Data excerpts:
=== Begin Enclosure ===

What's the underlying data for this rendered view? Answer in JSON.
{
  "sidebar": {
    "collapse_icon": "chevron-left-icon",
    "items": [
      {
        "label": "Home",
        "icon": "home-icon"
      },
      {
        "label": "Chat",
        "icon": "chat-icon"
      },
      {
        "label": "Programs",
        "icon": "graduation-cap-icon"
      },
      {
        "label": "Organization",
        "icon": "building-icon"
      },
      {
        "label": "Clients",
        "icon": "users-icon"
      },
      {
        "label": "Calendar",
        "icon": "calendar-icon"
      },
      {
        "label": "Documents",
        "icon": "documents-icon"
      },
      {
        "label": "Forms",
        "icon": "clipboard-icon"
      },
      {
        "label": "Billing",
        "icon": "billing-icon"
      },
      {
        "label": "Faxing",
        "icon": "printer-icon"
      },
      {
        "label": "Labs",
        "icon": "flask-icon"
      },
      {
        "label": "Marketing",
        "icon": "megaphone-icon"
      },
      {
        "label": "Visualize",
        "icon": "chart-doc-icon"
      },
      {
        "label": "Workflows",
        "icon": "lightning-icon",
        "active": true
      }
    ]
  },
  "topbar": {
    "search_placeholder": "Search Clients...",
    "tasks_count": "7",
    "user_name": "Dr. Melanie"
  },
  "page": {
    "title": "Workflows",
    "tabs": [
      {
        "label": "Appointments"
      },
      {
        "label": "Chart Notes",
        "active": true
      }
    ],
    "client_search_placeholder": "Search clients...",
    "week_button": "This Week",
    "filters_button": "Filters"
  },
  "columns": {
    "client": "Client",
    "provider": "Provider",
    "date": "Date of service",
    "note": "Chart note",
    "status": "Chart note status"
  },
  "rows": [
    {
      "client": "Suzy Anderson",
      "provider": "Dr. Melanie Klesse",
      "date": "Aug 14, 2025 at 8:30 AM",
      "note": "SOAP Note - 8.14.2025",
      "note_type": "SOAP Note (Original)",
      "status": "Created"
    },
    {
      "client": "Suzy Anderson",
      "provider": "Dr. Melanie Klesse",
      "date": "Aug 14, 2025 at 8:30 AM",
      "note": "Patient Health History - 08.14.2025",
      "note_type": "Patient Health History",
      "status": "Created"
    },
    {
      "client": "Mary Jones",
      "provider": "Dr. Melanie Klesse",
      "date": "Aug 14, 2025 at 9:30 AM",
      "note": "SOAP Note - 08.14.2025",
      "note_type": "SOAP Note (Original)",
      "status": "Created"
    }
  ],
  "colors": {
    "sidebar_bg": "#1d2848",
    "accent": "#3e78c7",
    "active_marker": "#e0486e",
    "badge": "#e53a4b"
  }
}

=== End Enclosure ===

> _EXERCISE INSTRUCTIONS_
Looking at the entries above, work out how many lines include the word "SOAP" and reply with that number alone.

> _EXERCISE ANSWER_
4